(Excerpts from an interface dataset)
# # #
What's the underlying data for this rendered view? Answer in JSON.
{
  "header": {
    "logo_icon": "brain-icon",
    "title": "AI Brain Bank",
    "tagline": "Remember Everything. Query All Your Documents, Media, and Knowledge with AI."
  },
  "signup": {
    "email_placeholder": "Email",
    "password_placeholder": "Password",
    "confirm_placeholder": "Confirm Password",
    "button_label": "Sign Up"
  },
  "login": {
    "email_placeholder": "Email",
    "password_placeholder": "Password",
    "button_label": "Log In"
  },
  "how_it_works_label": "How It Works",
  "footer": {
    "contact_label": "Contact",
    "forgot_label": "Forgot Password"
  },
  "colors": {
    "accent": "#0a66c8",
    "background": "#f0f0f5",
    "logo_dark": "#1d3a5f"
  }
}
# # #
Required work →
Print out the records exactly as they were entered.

Answer to this exercise →
What's the underlying data for this rendered view? Answer in JSON.
{
  "header": {
    "logo_icon": "brain-icon",
    "title": "AI Brain Bank",
    "tagline": "Remember Everything. Query All Your Documents, Media, and Knowledge with AI."
  },
  "signup": {
    "email_placeholder": "Email",
    "password_placeholder": "Password",
    "confirm_placeholder": "Confirm Password",
    "button_label": "Sign Up"
  },
  "login": {
    "email_placeholder": "Email",
    "password_placeholder": "Password",
    "button_label": "Log In"
  },
  "how_it_works_label": "How It Works",
  "footer": {
    "contact_label": "Contact",
    "forgot_label": "Forgot Password"
  },
  "colors": {
    "accent": "#0a66c8",
    "background": "#f0f0f5",
    "logo_dark": "#1d3a5f"
  }
}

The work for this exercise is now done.